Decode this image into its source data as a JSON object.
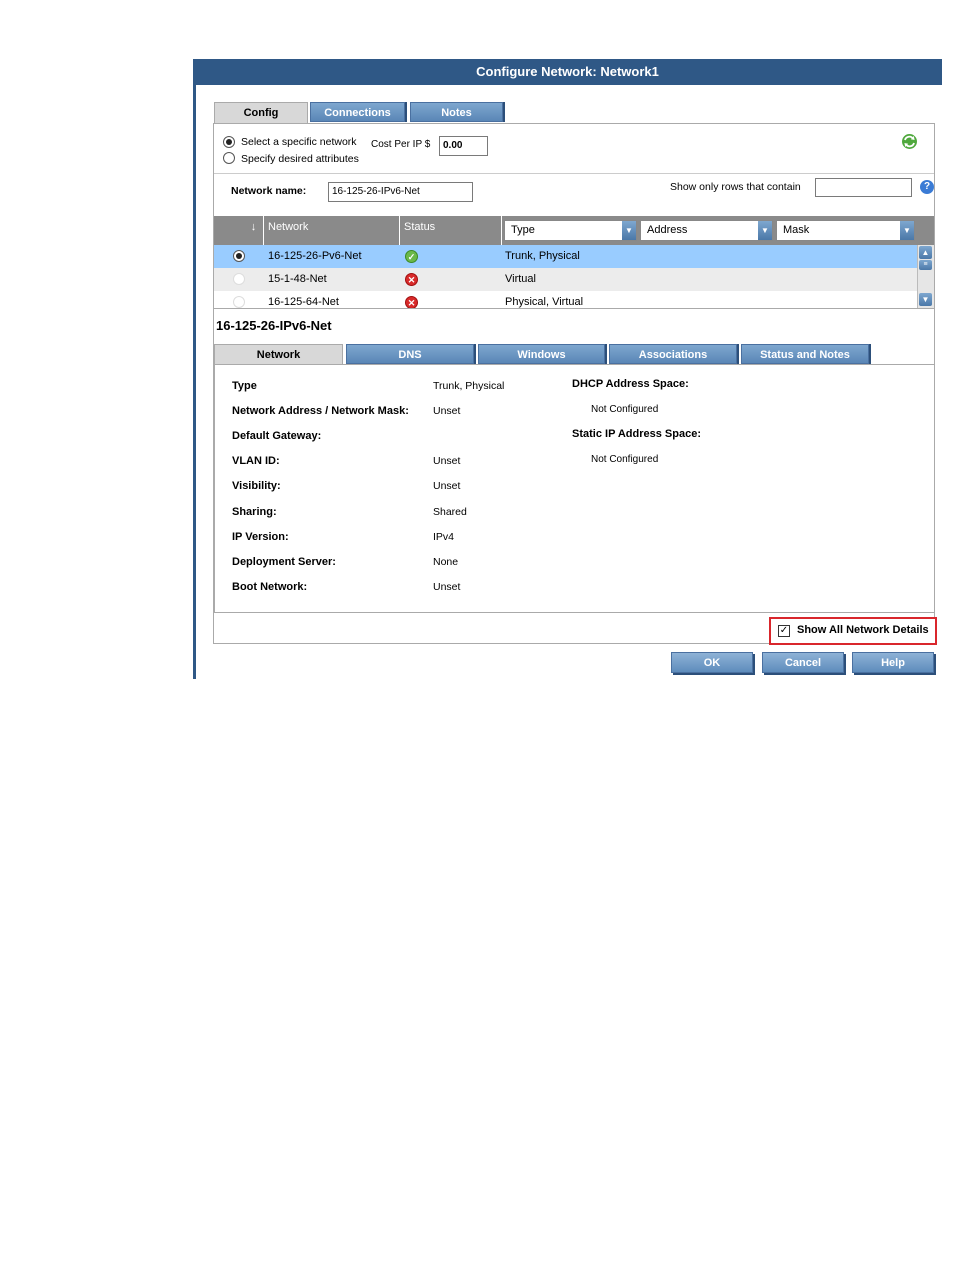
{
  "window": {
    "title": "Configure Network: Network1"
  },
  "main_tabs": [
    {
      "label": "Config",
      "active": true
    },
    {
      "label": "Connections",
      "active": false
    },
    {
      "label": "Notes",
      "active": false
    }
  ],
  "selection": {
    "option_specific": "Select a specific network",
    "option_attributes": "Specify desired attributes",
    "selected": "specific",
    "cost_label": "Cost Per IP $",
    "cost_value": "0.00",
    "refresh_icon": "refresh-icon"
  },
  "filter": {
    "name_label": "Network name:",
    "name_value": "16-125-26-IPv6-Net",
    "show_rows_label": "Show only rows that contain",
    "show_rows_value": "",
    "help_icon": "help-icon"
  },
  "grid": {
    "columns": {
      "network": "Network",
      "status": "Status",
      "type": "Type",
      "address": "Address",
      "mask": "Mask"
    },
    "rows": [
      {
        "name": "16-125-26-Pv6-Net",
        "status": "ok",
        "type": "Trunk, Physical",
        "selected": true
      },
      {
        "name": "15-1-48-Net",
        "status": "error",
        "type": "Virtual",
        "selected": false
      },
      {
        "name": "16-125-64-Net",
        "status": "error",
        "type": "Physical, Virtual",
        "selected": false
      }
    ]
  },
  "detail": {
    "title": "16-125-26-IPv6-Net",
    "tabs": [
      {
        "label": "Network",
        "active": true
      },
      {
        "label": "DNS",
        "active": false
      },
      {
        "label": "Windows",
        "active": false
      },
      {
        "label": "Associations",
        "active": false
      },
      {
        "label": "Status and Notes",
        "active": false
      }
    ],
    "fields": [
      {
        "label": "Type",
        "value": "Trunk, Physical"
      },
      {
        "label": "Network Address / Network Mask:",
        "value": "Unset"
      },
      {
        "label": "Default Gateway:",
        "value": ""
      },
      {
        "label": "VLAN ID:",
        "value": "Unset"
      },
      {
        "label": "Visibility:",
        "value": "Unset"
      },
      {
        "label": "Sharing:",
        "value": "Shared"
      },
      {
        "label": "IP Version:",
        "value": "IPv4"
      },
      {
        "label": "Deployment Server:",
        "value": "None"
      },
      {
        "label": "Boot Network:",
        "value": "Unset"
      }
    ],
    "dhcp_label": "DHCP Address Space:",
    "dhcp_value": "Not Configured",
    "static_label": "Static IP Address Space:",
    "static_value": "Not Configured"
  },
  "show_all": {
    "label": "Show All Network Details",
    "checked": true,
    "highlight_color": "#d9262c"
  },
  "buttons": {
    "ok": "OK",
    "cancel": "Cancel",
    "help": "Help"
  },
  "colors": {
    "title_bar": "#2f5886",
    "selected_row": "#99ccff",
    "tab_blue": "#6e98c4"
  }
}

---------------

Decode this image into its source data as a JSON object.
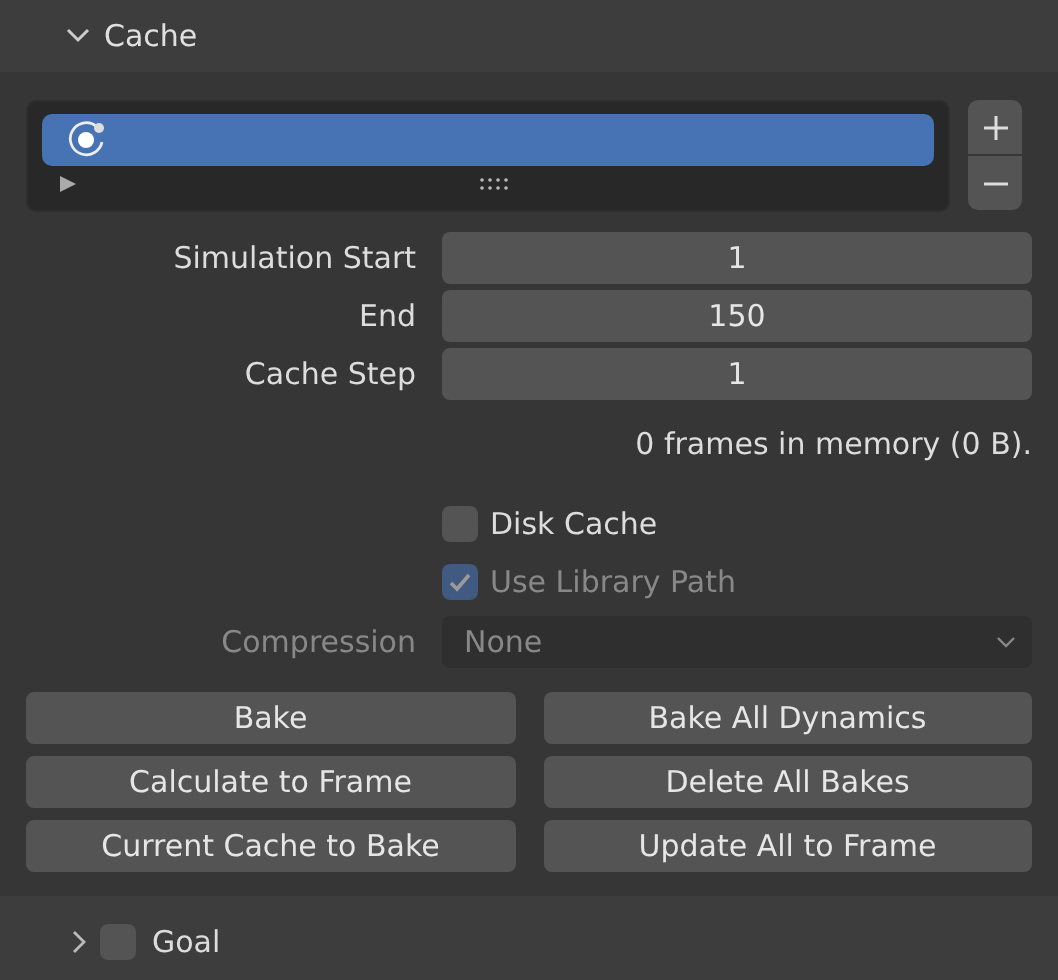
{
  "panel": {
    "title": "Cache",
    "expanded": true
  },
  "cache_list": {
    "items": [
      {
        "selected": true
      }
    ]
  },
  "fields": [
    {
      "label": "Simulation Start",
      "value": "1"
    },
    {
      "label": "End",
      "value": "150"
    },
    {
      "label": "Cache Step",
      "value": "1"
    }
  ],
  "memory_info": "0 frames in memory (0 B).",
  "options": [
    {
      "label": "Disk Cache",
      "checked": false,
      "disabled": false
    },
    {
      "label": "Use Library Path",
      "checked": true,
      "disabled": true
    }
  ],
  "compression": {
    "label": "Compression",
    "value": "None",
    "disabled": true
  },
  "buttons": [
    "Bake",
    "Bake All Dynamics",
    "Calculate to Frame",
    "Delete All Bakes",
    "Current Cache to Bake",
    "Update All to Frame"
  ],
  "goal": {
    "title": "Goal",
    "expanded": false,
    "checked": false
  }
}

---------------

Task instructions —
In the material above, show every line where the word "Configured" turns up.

Problem solution —
    "dhcp_value": "Not Configured",
    "static_value": "Not Configured"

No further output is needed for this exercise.